Trade Debt Aid
The gap between the world's rich and poor has never been wider. Malnutrition, AIDS, conflict and illiteracy are a daily reality for millions.
But it isn't chance or bad luck that keeps people trapped in bitter, unrelenting poverty. It's man-made factors like a glaringly unjust global trade system, a debt burden so great that it suffocates any chance of recovery and insufficient and ineffective aid.
Those with power
Back in 2001 the governments of the eight wealthiest nations on the planet said that they were going to do something about it - in what was seen as a breakthrough, they promised to halve world poverty by 2015.
Four years later, in 2005, the world was failing dismally to reach those targets.
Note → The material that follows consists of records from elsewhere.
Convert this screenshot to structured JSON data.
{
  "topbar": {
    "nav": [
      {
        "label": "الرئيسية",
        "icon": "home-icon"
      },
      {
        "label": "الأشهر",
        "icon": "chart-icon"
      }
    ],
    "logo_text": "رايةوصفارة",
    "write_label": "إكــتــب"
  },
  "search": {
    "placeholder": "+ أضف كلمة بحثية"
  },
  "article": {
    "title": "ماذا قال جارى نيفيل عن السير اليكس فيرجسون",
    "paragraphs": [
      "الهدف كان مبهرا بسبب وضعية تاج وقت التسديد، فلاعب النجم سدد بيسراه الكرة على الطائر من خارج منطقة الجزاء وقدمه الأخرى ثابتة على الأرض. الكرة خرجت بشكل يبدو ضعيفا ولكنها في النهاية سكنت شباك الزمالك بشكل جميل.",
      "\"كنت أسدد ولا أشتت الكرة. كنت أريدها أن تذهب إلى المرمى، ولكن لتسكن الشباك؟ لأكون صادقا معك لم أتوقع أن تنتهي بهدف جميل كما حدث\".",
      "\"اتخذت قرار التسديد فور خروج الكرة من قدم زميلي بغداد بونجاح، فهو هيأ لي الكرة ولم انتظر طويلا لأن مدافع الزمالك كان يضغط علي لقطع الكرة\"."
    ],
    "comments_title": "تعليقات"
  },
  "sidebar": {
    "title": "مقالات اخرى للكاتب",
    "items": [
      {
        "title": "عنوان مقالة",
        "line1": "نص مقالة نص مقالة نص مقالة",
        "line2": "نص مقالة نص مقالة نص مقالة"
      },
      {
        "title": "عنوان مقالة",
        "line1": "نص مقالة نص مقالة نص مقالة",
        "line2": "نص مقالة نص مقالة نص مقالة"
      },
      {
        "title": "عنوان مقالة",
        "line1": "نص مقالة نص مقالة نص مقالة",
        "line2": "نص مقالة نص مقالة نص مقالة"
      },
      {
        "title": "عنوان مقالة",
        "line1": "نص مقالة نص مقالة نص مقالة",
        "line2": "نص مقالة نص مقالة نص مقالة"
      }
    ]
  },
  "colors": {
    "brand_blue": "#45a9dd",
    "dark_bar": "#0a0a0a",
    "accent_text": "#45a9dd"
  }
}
It still is in 2007, as we approach the half way point towards the 2015 commitments.
A real chance
2005 offered a truly exceptional set of opportunities for the UK to take a lead internationally and say that enough is enough.
With the UK hosting the G8 gathering of powerful world leaders in July 2005 as well as holding the presidency of the European Union (EU) for the second half of that year, our Government and particularly Gordon Brown and Tony Blair, could be more influential players on the world stage - Make Poverty History in 2005 was about all of us making sure they played their part.
They still have the power and we can still make them use it.